The Institute for Museum and Library Services has awarded the Emily Dickinson Museum additional funding to improve documentation about this collection by digitizing institutional records, including photographs, letters and other information related to the artifacts. These records will help to enhance database entries and provide greater context for the collection. The Emily Dickinson Museum will also survey archival material at other institutions, including Amherst College, Jones Library, Mount Holyoke College, Harvard University, Brown University, and Yale University, in order to gather information on the extent of primary sources related to Museum collections objects.

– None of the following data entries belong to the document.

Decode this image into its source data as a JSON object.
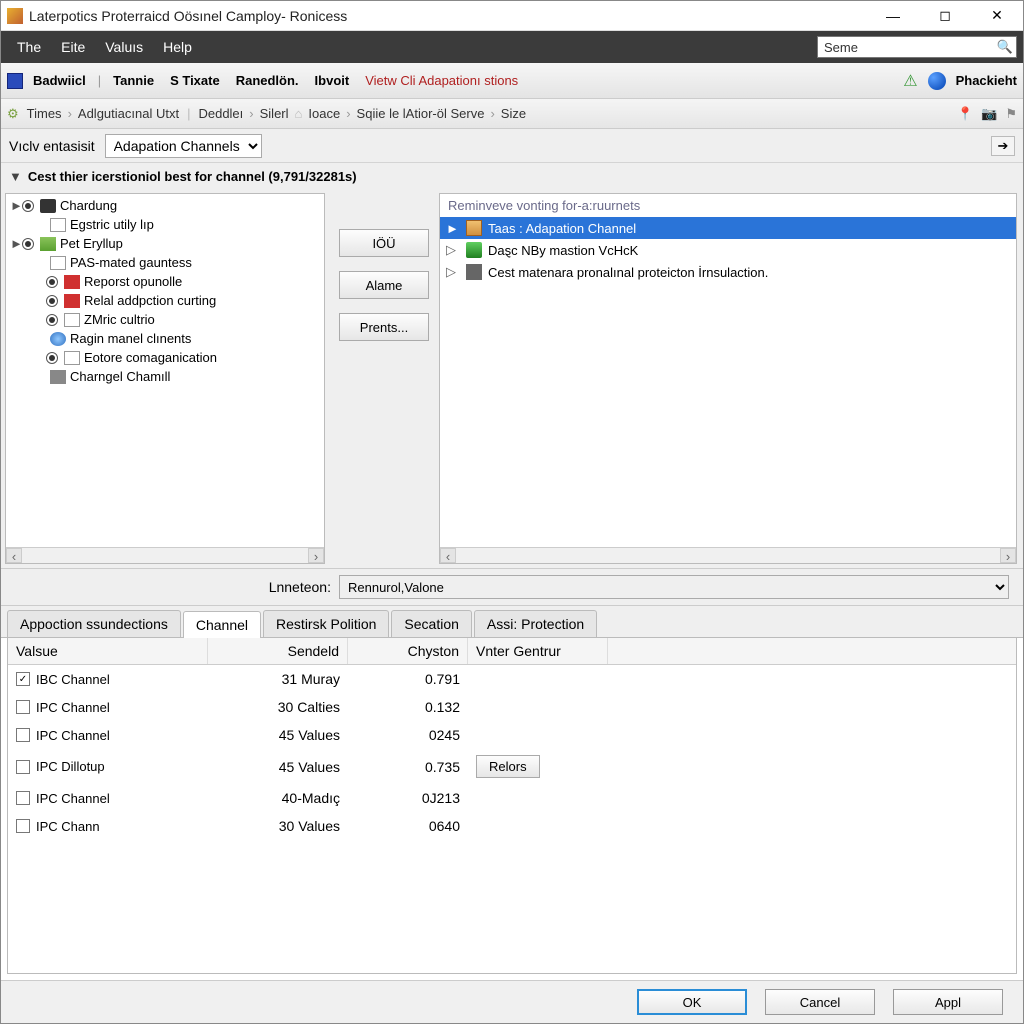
{
  "window": {
    "title": "Laterpotics Proterraicd Oösınel Camploy- Ronicess"
  },
  "menubar": {
    "items": [
      "The",
      "Eite",
      "Valuıs",
      "Help"
    ],
    "search_value": "Seme"
  },
  "toolbar": {
    "buttons": [
      "Badwiicl",
      "Tannie",
      "S Tixate",
      "Ranedlön.",
      "Ibvoit"
    ],
    "view_link": "Vietw Cli Adapationı stions",
    "phackient": "Phackieht"
  },
  "breadcrumb": {
    "items": [
      "Times",
      "Adlgutiacınal Utxt",
      "Deddleı",
      "Silerl",
      "Ioace",
      "Sqiie le lAtior-öl Serve",
      "Size"
    ]
  },
  "view_row": {
    "label": "Vıclv entasisit",
    "dropdown": "Adapation Channels"
  },
  "filter_text": "Cest thier icerstioniol best for channel (9,791/32281s)",
  "tree": [
    {
      "lvl": 1,
      "exp": "►",
      "radio": true,
      "radio_on": true,
      "icon": "ti-cam",
      "label": "Chardung"
    },
    {
      "lvl": 2,
      "icon": "ti-doc",
      "label": "Egstric utily lıp"
    },
    {
      "lvl": 1,
      "exp": "►",
      "radio": true,
      "radio_on": true,
      "icon": "ti-server",
      "label": "Pet Eryllup"
    },
    {
      "lvl": 2,
      "icon": "ti-doc",
      "label": "PAS-mated gauntess"
    },
    {
      "lvl": 2,
      "radio": true,
      "radio_on": true,
      "icon": "ti-redsq",
      "label": "Reporst opunolle"
    },
    {
      "lvl": 2,
      "radio": true,
      "radio_on": true,
      "icon": "ti-redsq",
      "label": "Relal addpction curting"
    },
    {
      "lvl": 2,
      "radio": true,
      "radio_on": true,
      "icon": "ti-doc",
      "label": "ZMric cultrio"
    },
    {
      "lvl": 2,
      "icon": "ti-globe",
      "label": "Ragin manel clınents"
    },
    {
      "lvl": 2,
      "radio": true,
      "radio_on": true,
      "icon": "ti-doc",
      "label": "Eotore comaganication"
    },
    {
      "lvl": 2,
      "icon": "ti-chip",
      "label": "Charngel Chamıll"
    }
  ],
  "mid_buttons": {
    "b1": "IÖÜ",
    "b2": "Alame",
    "b3": "Prents..."
  },
  "right_pane": {
    "header": "Reminveve vonting for-a:ruurnets",
    "items": [
      {
        "selected": true,
        "exp": "►",
        "icon": "rp-ic1",
        "label": "Taas : Adapation Channel"
      },
      {
        "selected": false,
        "exp": "▷",
        "icon": "rp-ic2",
        "label": "Daȿc NBy mastion VcHcK"
      },
      {
        "selected": false,
        "exp": "▷",
        "icon": "rp-ic3",
        "label": "Cest matenara pronalınal proteicton İrnsulaction."
      }
    ]
  },
  "lnneteon": {
    "label": "Lnneteon:",
    "value": "Rennurol,Valone"
  },
  "tabs": [
    "Appoction ssundections",
    "Channel",
    "Restirsk Polition",
    "Secation",
    "Assi: Protection"
  ],
  "active_tab": 1,
  "grid": {
    "headers": [
      "Valsue",
      "Sendeld",
      "Chyston",
      "Vnter Gentrur"
    ],
    "rows": [
      {
        "chk": true,
        "c0": "IBC Channel",
        "c1": "31 Muray",
        "c2": "0.791",
        "btn": ""
      },
      {
        "chk": false,
        "c0": "IPC Channel",
        "c1": "30 Calties",
        "c2": "0.132",
        "btn": ""
      },
      {
        "chk": false,
        "c0": "IPC Channel",
        "c1": "45 Values",
        "c2": "0245",
        "btn": ""
      },
      {
        "chk": false,
        "c0": "IPC Dillotup",
        "c1": "45 Values",
        "c2": "0.735",
        "btn": "Relors"
      },
      {
        "chk": false,
        "c0": "IPC Channel",
        "c1": "40-Madıç",
        "c2": "0J213",
        "btn": ""
      },
      {
        "chk": false,
        "c0": "IPC Chann",
        "c1": "30 Values",
        "c2": "0640",
        "btn": ""
      }
    ]
  },
  "dialog": {
    "ok": "OK",
    "cancel": "Cancel",
    "appl": "Appl"
  }
}
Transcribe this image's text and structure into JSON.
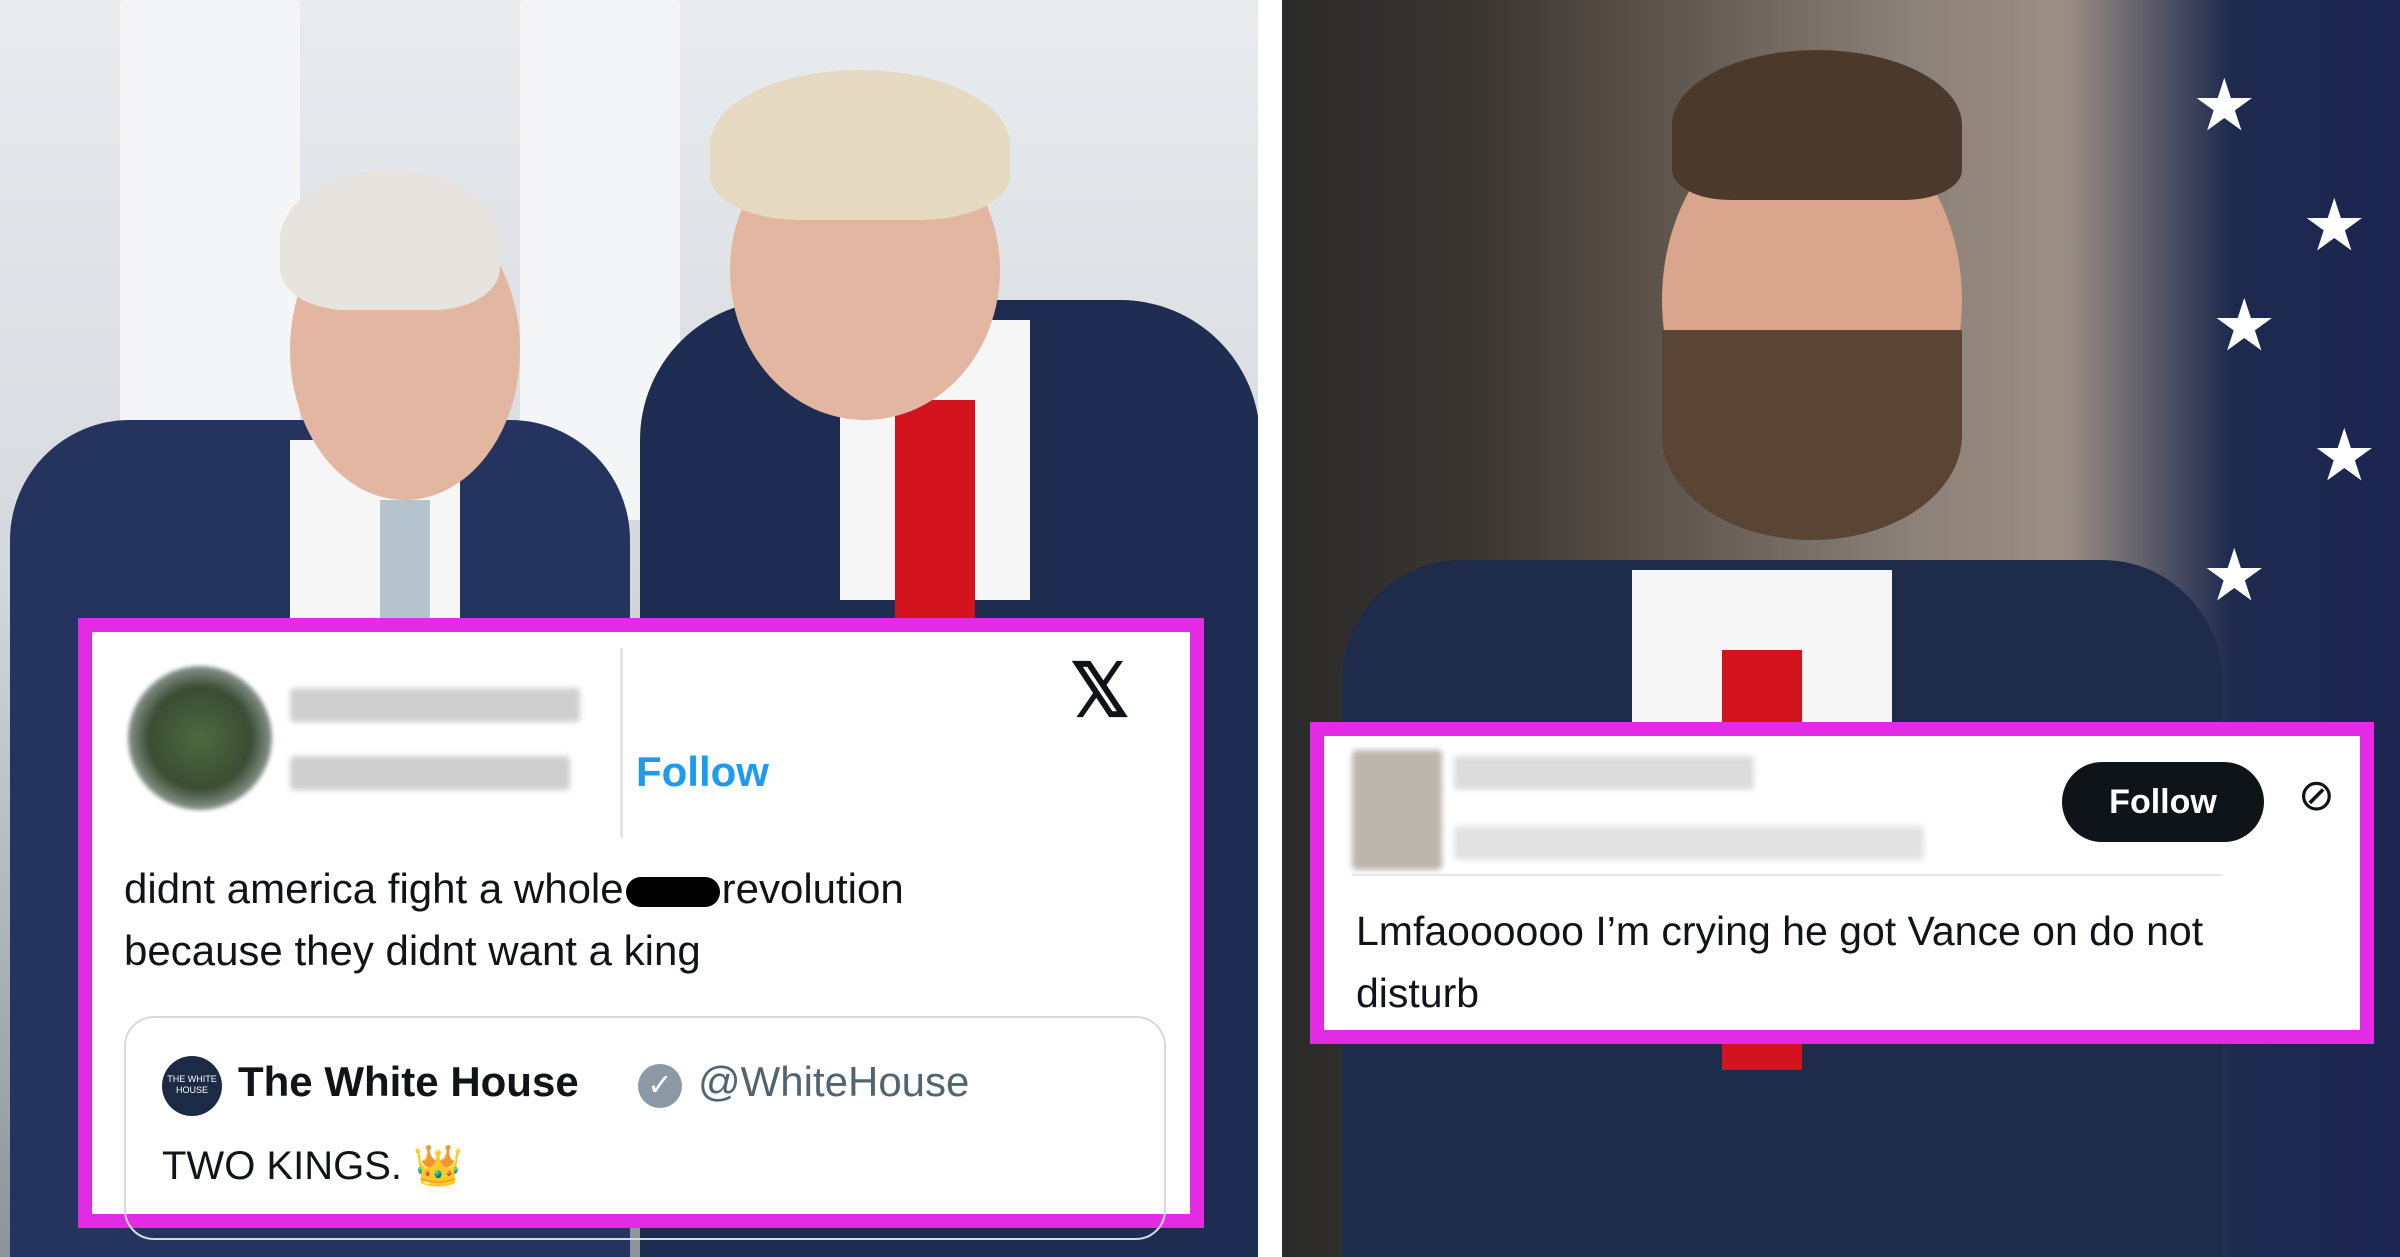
{
  "left_tweet": {
    "follow_label": "Follow",
    "platform_icon": "x-logo",
    "platform_glyph": "𝕏",
    "text_part1": "didnt america fight a whole",
    "text_part2": "revolution",
    "text_line2": "because they didnt want a king",
    "quote": {
      "logo_text": "THE WHITE HOUSE",
      "name": "The White House",
      "verified_glyph": "✓",
      "handle": "@WhiteHouse",
      "text": "TWO KINGS. 👑"
    }
  },
  "right_tweet": {
    "follow_label": "Follow",
    "mute_icon": "⊘",
    "text_line1": "Lmfaoooooo I’m crying he got Vance on do not",
    "text_line2": "disturb"
  },
  "colors": {
    "card_border": "#e32be5",
    "link_blue": "#1d9bf0",
    "text": "#0f1419"
  },
  "flag_star": "★"
}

Following an intensive three-year IMLS-funded project to create a foundational and comprehensive catalog database, digitizing collections-related information is the logical next step in documenting the collection and understanding the histories of each object. This project will result in more complete collections information management, enabling the Emily Dickinson Museum to interpret the poet’s life and times more fully, and provide public and scholarly access to an important cultural collection.

To access the Collection database, visit:

For images, please visit:


The Emily Dickinson Museum is dedicated to sparking the imagination by amplifying Emily Dickinson’s revolutionary poetic voice from the place she called home.

The Museum comprises two historic houses—the Dickinson Homestead and The Evergreens in the center of Amherst, Mass.—that were home to the poet (1830-1886) and members of her immediate family during the nineteenth and early twentieth centuries. The Museum was created in 2003 when the two houses merged under the ownership of the Trustees of Amherst College. The Museum is overseen by a separate Board of Governors and is responsible for raising its own operating, program, and capital funds.


The Institute of Museum and Library Services is the primary source of federal support for the nation’s libraries and museums. We advance, support, and empower America’s museums, libraries, and related organizations through grantmaking, research, and policy development. IMLS envisions a nation where individuals and communities have access to museums and libraries to learn from and be inspired by the trusted information, ideas, and stories they contain about our diverse natural and cultural heritage. To learn more, visit